Lets think universe made up only two particles and their mass call m and equal than

2mc2=m2G/r
2c2=mG/r
r=mG/2c2
so there must be a certain distance between these objects to make zero energy universe. Am I wrong

Last edited: Mar 20, 2015
2. Mar 21, 2015

Orodruin

Staff Emeritus
Where did you hear this? It is certainly not something that is seen as universally true among physicists. In particular as the definition of energy (and potential energy in particular) is not all that clear in general relativity.

3. Mar 21, 2015

Quarlep

Everywhere If you search total energy of universe is zero you can look at it.

4. Mar 21, 2015

Orodruin

Staff Emeritus
This is definitely not an accepted fact in physics, please stick to mainstream science and do not quote hypotheses as facts.

5. Mar 21, 2015

Grigori Saiyan

This is a formal approach to the problem. By its order of magnitude this radius is close to the gravitational radius of the mass (m). If the total energy of the Universe is zero, this Universe is in dynamically unstable state. The accelerated Universe, as we know today, can't have zero total energy. Also pay attention that the right side of your equation is relativistically invariant while the right side is not.

6. Mar 21, 2015

Staff: Mentor

This thread started with two mistaken assumptions: First, that it might be an accepted fact that the total energy of the universe is zero; and second, that an equation in which one side is a relativistic invariant and the other is not could possibly make sense.

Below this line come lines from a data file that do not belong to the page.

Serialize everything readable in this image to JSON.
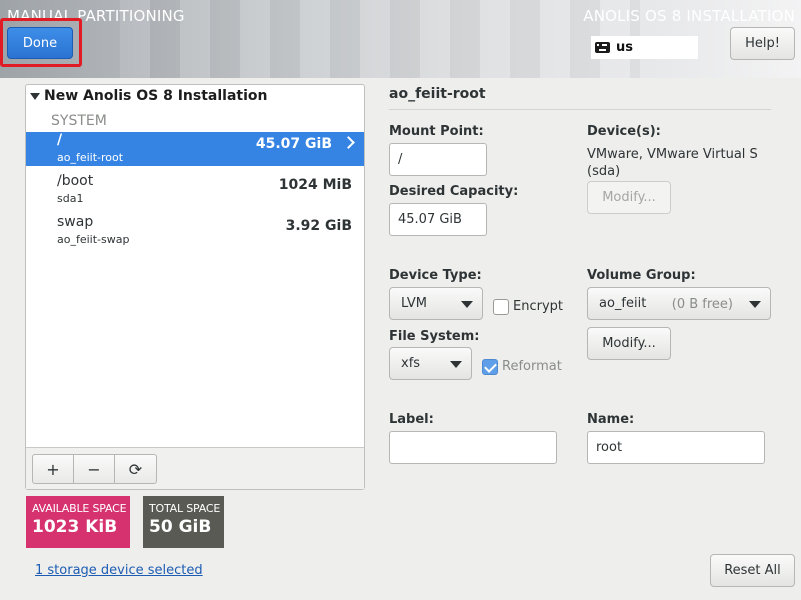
{
  "header": {
    "section_title": "MANUAL PARTITIONING",
    "product_title": "ANOLIS OS 8 INSTALLATION",
    "done_label": "Done",
    "keyboard_layout": "us",
    "help_label": "Help!"
  },
  "tree": {
    "title": "New Anolis OS 8 Installation",
    "group": "SYSTEM",
    "items": [
      {
        "mount": "/",
        "device": "ao_feiit-root",
        "size": "45.07 GiB",
        "selected": true
      },
      {
        "mount": "/boot",
        "device": "sda1",
        "size": "1024 MiB",
        "selected": false
      },
      {
        "mount": "swap",
        "device": "ao_feiit-swap",
        "size": "3.92 GiB",
        "selected": false
      }
    ],
    "toolbar": {
      "add": "+",
      "remove": "−",
      "refresh": "⟳"
    }
  },
  "space": {
    "available_label": "AVAILABLE SPACE",
    "available_value": "1023 KiB",
    "total_label": "TOTAL SPACE",
    "total_value": "50 GiB"
  },
  "storage_link": "1 storage device selected",
  "details": {
    "title": "ao_feiit-root",
    "mount_point_label": "Mount Point:",
    "mount_point_value": "/",
    "desired_capacity_label": "Desired Capacity:",
    "desired_capacity_value": "45.07 GiB",
    "devices_label": "Device(s):",
    "devices_line1": "VMware, VMware Virtual S",
    "devices_line2": "(sda)",
    "modify_devices_label": "Modify...",
    "device_type_label": "Device Type:",
    "device_type_value": "LVM",
    "encrypt_label": "Encrypt",
    "encrypt_checked": false,
    "volume_group_label": "Volume Group:",
    "volume_group_value": "ao_feiit",
    "volume_group_free": "(0 B free)",
    "modify_vg_label": "Modify...",
    "file_system_label": "File System:",
    "file_system_value": "xfs",
    "reformat_label": "Reformat",
    "reformat_checked": true,
    "label_label": "Label:",
    "label_value": "",
    "name_label": "Name:",
    "name_value": "root",
    "reset_label": "Reset All"
  }
}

As both of these misconceptions have been pointed out, we can close the thread now.